Records contained in a dataset
════════════════
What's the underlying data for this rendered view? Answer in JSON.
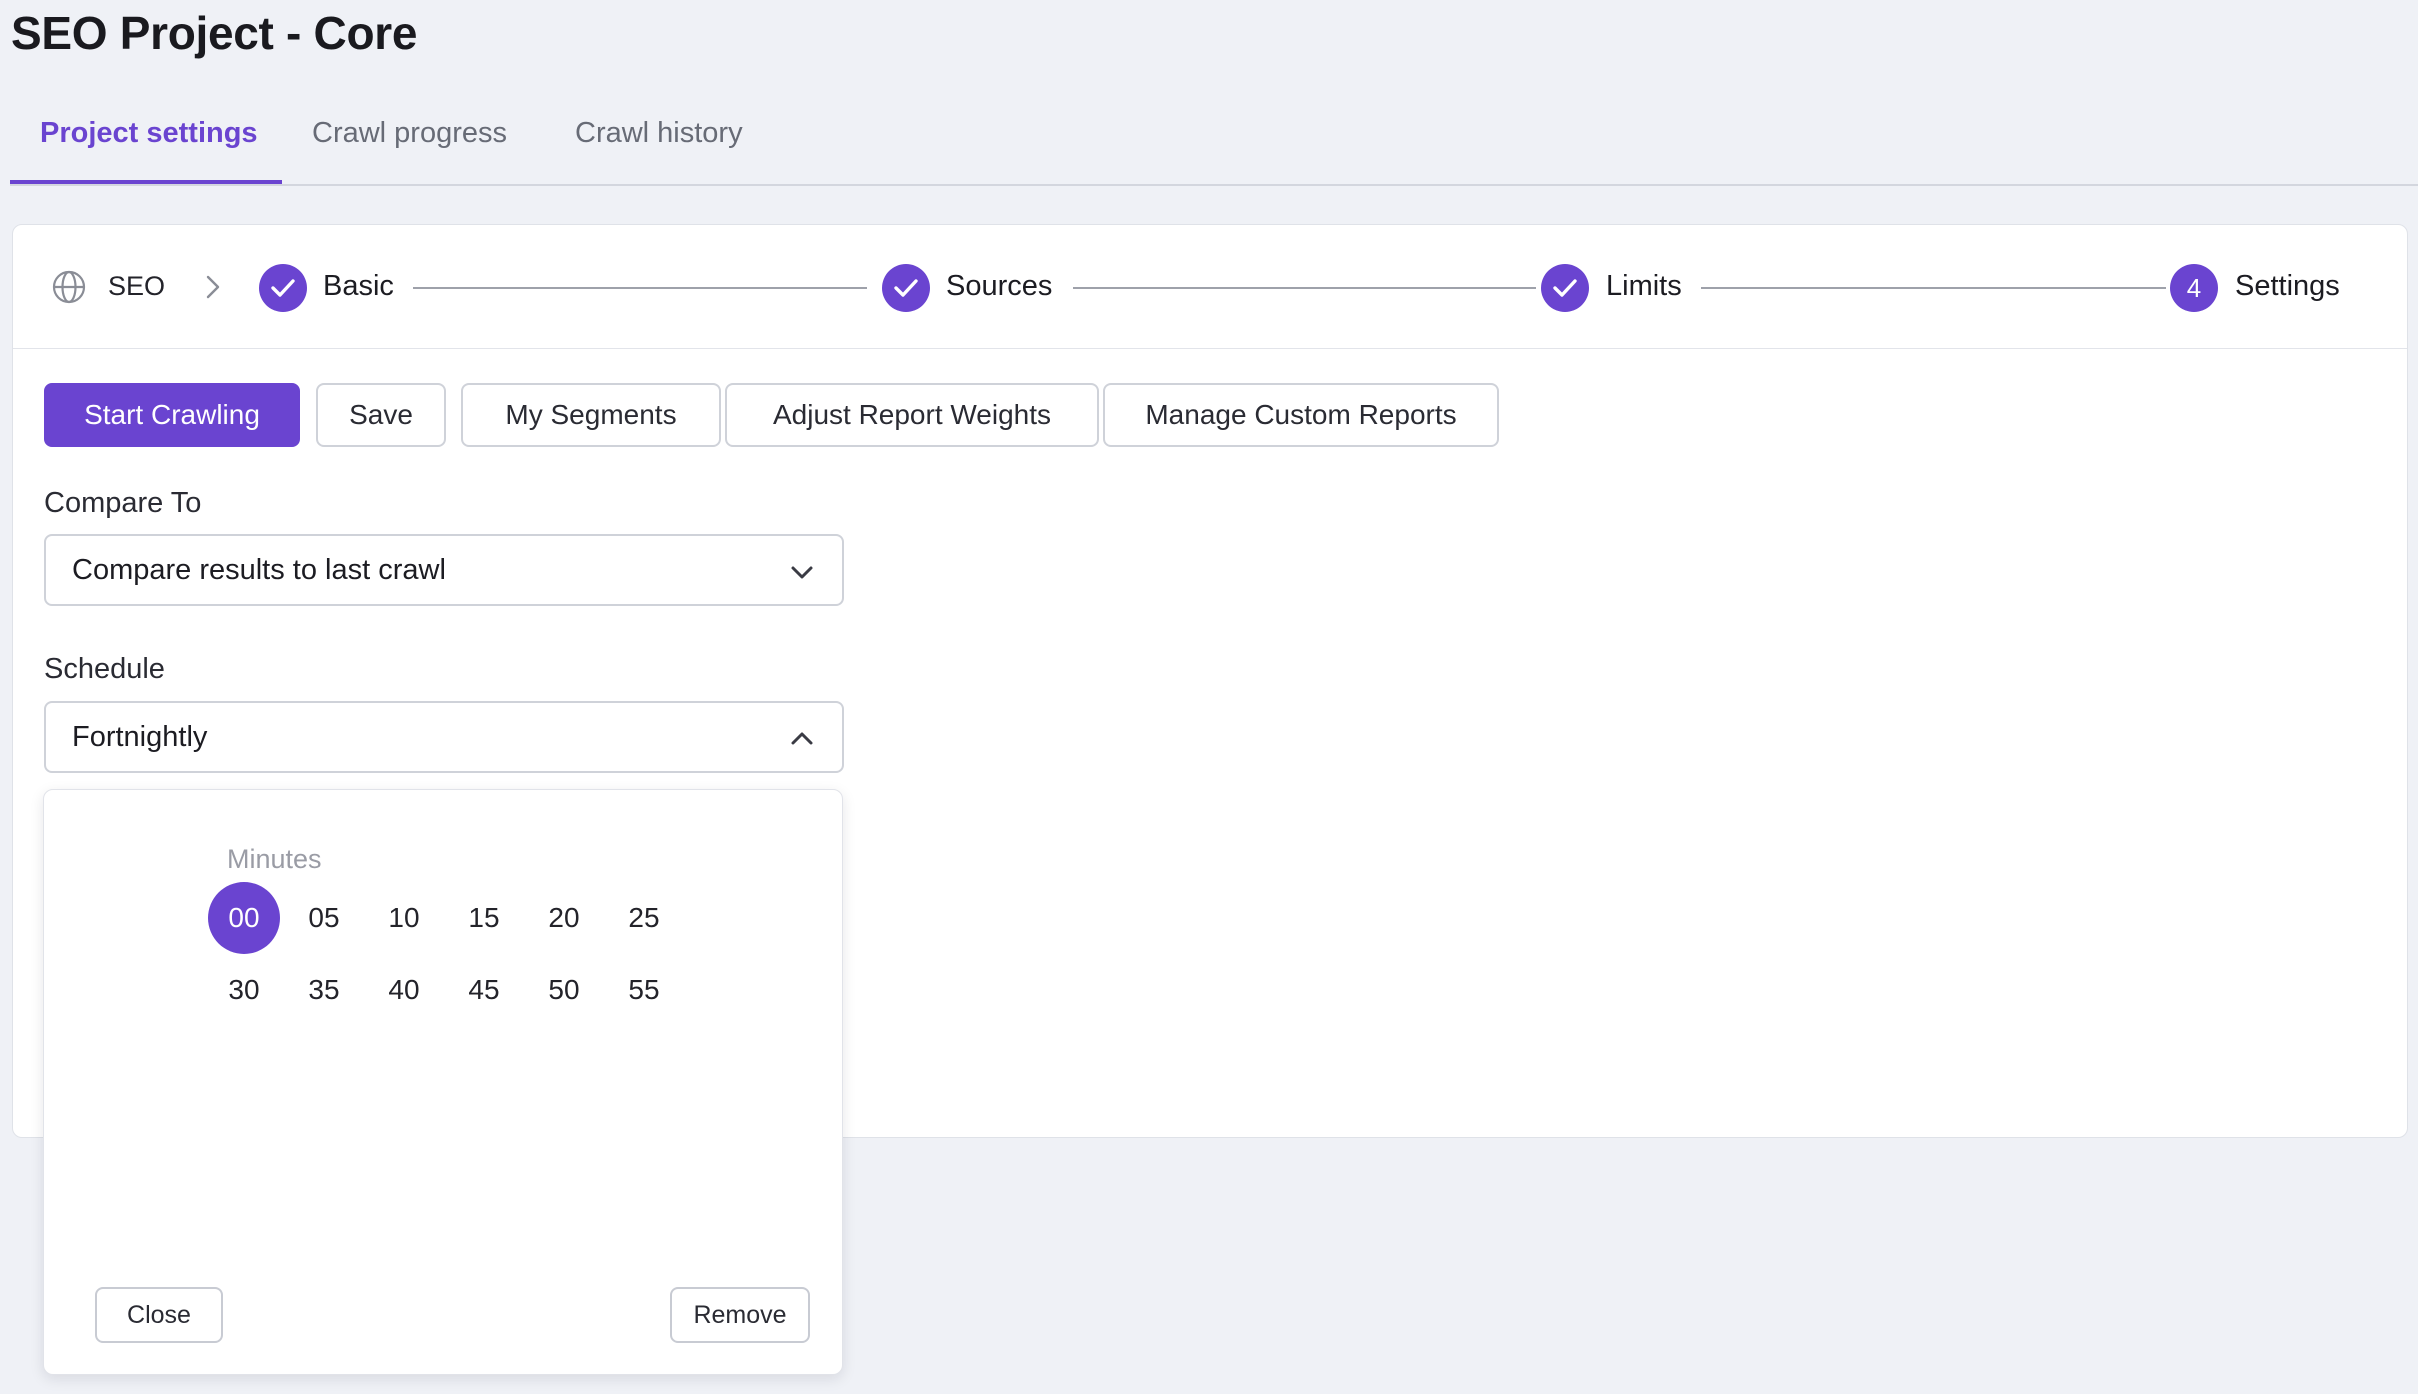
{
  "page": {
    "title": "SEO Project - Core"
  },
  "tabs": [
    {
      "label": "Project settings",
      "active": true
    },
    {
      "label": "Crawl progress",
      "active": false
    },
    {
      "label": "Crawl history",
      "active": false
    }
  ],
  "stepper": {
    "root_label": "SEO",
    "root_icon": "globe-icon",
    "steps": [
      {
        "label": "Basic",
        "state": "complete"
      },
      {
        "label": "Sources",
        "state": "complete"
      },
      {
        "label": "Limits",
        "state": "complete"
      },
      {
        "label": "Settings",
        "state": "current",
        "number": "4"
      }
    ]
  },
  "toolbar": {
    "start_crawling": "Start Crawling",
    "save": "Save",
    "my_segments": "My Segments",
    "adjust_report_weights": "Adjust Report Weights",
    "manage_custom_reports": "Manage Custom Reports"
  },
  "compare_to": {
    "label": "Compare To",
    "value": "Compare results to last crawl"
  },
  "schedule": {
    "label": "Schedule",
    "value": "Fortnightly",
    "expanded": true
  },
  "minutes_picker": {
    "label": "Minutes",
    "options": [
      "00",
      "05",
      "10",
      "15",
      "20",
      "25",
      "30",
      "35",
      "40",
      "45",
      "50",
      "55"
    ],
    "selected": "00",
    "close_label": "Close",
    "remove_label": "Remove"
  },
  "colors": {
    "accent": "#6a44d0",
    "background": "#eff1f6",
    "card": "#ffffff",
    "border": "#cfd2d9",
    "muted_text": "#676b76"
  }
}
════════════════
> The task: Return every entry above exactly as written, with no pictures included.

> Solution:
What's the underlying data for this rendered view? Answer in JSON.
{
  "page": {
    "title": "SEO Project - Core"
  },
  "tabs": [
    {
      "label": "Project settings",
      "active": true
    },
    {
      "label": "Crawl progress",
      "active": false
    },
    {
      "label": "Crawl history",
      "active": false
    }
  ],
  "stepper": {
    "root_label": "SEO",
    "root_icon": "globe-icon",
    "steps": [
      {
        "label": "Basic",
        "state": "complete"
      },
      {
        "label": "Sources",
        "state": "complete"
      },
      {
        "label": "Limits",
        "state": "complete"
      },
      {
        "label": "Settings",
        "state": "current",
        "number": "4"
      }
    ]
  },
  "toolbar": {
    "start_crawling": "Start Crawling",
    "save": "Save",
    "my_segments": "My Segments",
    "adjust_report_weights": "Adjust Report Weights",
    "manage_custom_reports": "Manage Custom Reports"
  },
  "compare_to": {
    "label": "Compare To",
    "value": "Compare results to last crawl"
  },
  "schedule": {
    "label": "Schedule",
    "value": "Fortnightly",
    "expanded": true
  },
  "minutes_picker": {
    "label": "Minutes",
    "options": [
      "00",
      "05",
      "10",
      "15",
      "20",
      "25",
      "30",
      "35",
      "40",
      "45",
      "50",
      "55"
    ],
    "selected": "00",
    "close_label": "Close",
    "remove_label": "Remove"
  },
  "colors": {
    "accent": "#6a44d0",
    "background": "#eff1f6",
    "card": "#ffffff",
    "border": "#cfd2d9",
    "muted_text": "#676b76"
  }
}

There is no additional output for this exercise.